How Does the Venus Flytrap Close Its Leaves?
Although Venus flytrap plants do not have brains and nervous systems like other animals, they close their traps when touched. So how can plants do this? How Does the Venus Flytrap Close Its Leaves?
Scientists at the Scripps Research Institute have uncovered the three-dimensional structure of a protein channel that can cause the Venus flytrap plant to close in response to its prey. The structure of this channel, called Venus flytrap1, demonstrated in a study published four days ago in Nature Communications, sheds light on longstanding questions about the high sensitivity of Venus flytrap plants to touch.
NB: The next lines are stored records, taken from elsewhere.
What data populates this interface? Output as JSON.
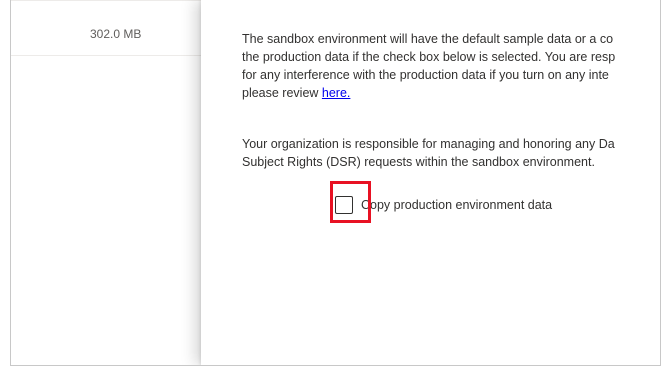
{
  "background_table": {
    "row_size": "302.0 MB"
  },
  "panel": {
    "paragraph1_lines": [
      "The sandbox environment will have the default sample data or a co",
      "the production data if the check box below is selected. You are resp",
      "for any interference with the production data if you turn on any inte"
    ],
    "paragraph1_tail": "please review ",
    "link_text": "here.",
    "paragraph2_lines": [
      "Your organization is responsible for managing and honoring any Da",
      "Subject Rights (DSR) requests within the sandbox environment."
    ],
    "checkbox_label": "Copy production environment data",
    "checkbox_checked": false
  },
  "colors": {
    "highlight": "#e81123",
    "link": "#0000ee",
    "text": "#323130"
  }
}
The structure, which provides a better understanding of similar proteins in living things, including plants and bacteria, also sheds light on how proteins with similar functions (mechanosensitive ion channels) in the human body work.
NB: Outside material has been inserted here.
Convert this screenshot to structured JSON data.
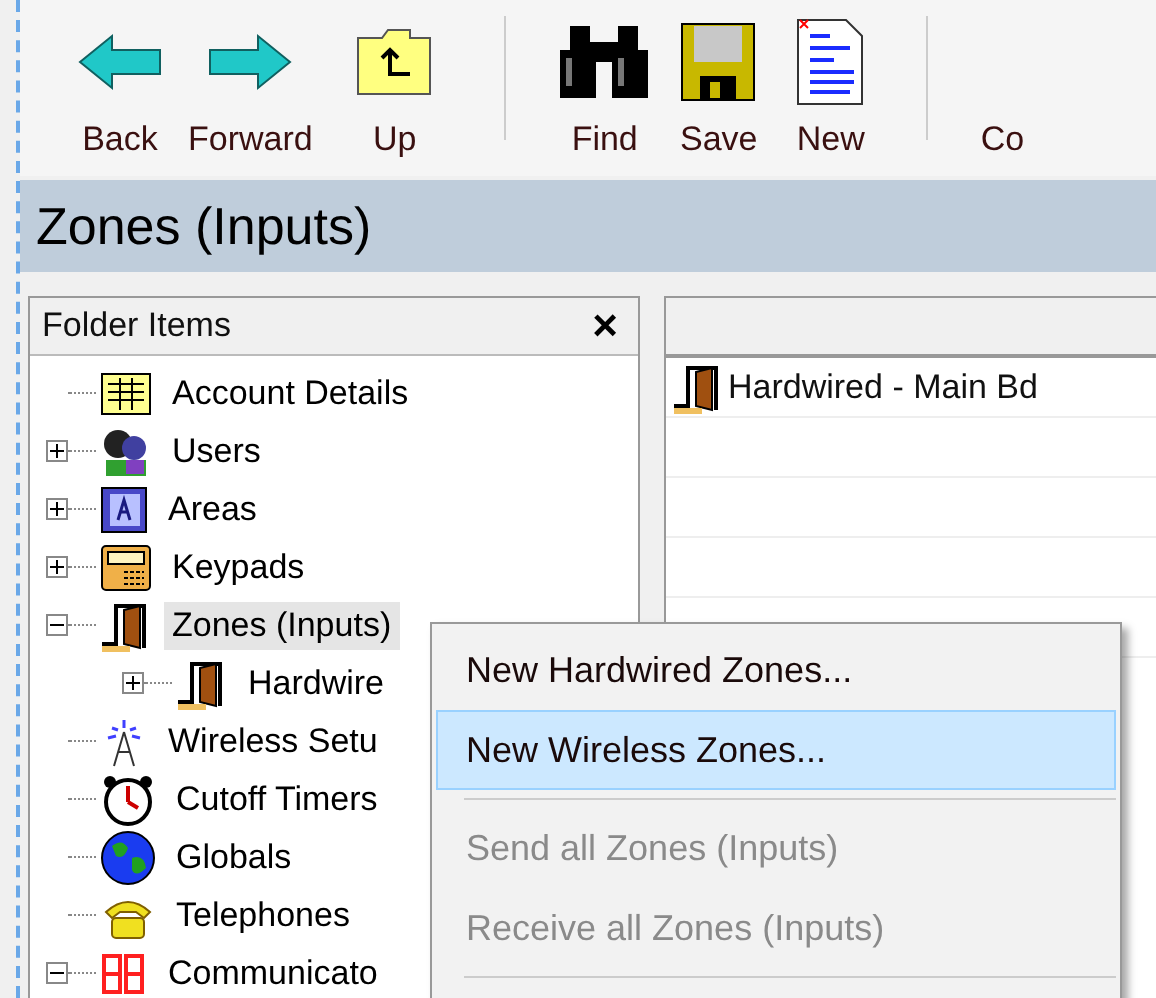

“Although Venus flytrap plants are very different from humans, by studying the structure and function of these mechanosensitive channels we can gain a broader understanding of how cells and living things respond to touch and pressure,” says Andrew Ward, co-senior author of the study and a professor at the Scripps Research Institute.
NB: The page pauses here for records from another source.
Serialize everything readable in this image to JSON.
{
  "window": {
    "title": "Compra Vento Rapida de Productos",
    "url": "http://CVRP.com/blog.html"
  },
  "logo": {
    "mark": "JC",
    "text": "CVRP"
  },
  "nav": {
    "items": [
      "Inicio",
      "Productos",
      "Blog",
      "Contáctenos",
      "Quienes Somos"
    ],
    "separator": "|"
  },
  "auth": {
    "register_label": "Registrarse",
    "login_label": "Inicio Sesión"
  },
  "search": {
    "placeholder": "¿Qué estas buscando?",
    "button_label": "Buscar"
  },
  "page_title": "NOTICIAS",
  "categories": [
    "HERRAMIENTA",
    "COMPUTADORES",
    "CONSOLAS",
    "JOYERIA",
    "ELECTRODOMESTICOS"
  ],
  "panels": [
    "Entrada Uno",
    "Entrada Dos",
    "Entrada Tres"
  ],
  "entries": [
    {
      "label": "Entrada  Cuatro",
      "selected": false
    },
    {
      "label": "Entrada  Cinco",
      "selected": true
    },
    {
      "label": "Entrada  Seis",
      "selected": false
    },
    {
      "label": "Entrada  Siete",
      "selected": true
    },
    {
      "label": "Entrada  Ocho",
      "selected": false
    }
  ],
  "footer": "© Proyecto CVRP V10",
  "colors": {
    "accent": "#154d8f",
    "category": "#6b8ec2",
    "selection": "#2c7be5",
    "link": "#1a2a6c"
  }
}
“With each new mechanosensitive channel we examine, we gain a better understanding of how these proteins sense the applied force and turn it into action,” says co-senior author Ardem Patapoutian of the Scripps Research Institute. “These, in turn, reveal more about human biology and health.” Patapoutian’s work on the mechanosensitive channels that allow the body to perceive touch and temperature earned him the Nobel Prize in Medicine.
Mechanosensitive ion channels look like tunnels through cell membranes. The channels that open when stimulated by movement cause an influx of ion-charged molecules. Cells also change their behavior in response; For example, a neuron cell can send a signal to its neighbor. The ability of cells to perceive pressure and movement is also important in many internal processes that take place in the body, from people’s sense of touch and hearing, to the feeling that the bladder is full, to the ability of the lungs to perceive the amount of air taken.
Scientists previously focused on three ion channels in the Venus flytrap plant. These channels were thought to be related to the carnivorous plant’s ability to close its leaves when the sensitive trigger hairs are touched. A channel named Flykapan1 caught the attention of researchers because of its genetic sequence similar to a family of mechanosensitive channels (MscS) found in bacteria.
Co-first author Sebastian Jojoa Cruz, a graduate student at the Scripps Research Institute, explains: “The variants of this channel found throughout evolution suggest that the channel must maintain some essential and important functions in different species.”
Using the cold electron microscopy method in the new study, the researchers analyzed the precise sequence of molecules found in the Venus flytrap 1 protein channel. Cold electron microscopy is one of the cutting-edge methods of revealing the positions of atoms in a frozen protein sample. The scientists discovered that Flycatcher1 is in many ways similar to bacterial MscS proteins (groups of seven identical helices surrounding a central channel). But, unlike other MscS channels, Flykapan1 has an unusual linker region that extends outward from each helix group. Each of the connectors can move up and down, just like a switch. When the research team determined the structure of Sinekkapan1, they discovered that there were six connectors in the lower position and only one in the upper position.
“The architecture of the channel core in Flycatcher1 was similar to other channels that have been studied for years, but these binding sites were surprising,” says Kei Saotome, co-first author of the new study and formerly a postdoctoral fellow at the Scripps Research Institute.
To clarify the function of the switches, scientists changed the connector, distorting the upward-facing position of the switch. As a result, they discovered that Sinekkapan1 no longer responds to pressure in the usual way; The channel, which normally closes with the release of pressure, has remained open for a longer period of time.
“The far-reaching effect of the mutation suggests that these seven linkers are relevant to the way the channel works,” said co-senior author Swetha Murthy, formerly a postdoctoral fellow at Oregon Health and Science University’s Vollum Institute and formerly a postdoctoral fellow at the Scripps Research Institute.
Now that the molecular structure has been resolved, the research team plans to conduct future studies on the function of Flycatcher1 and thus understand how different applied sequences affect the function of the channel. Whether Venus flytrap1 is solely responsible for closing the leaves of the Venus flytrap; otherwise, further work is needed to determine whether other suspected channels also have complementary roles.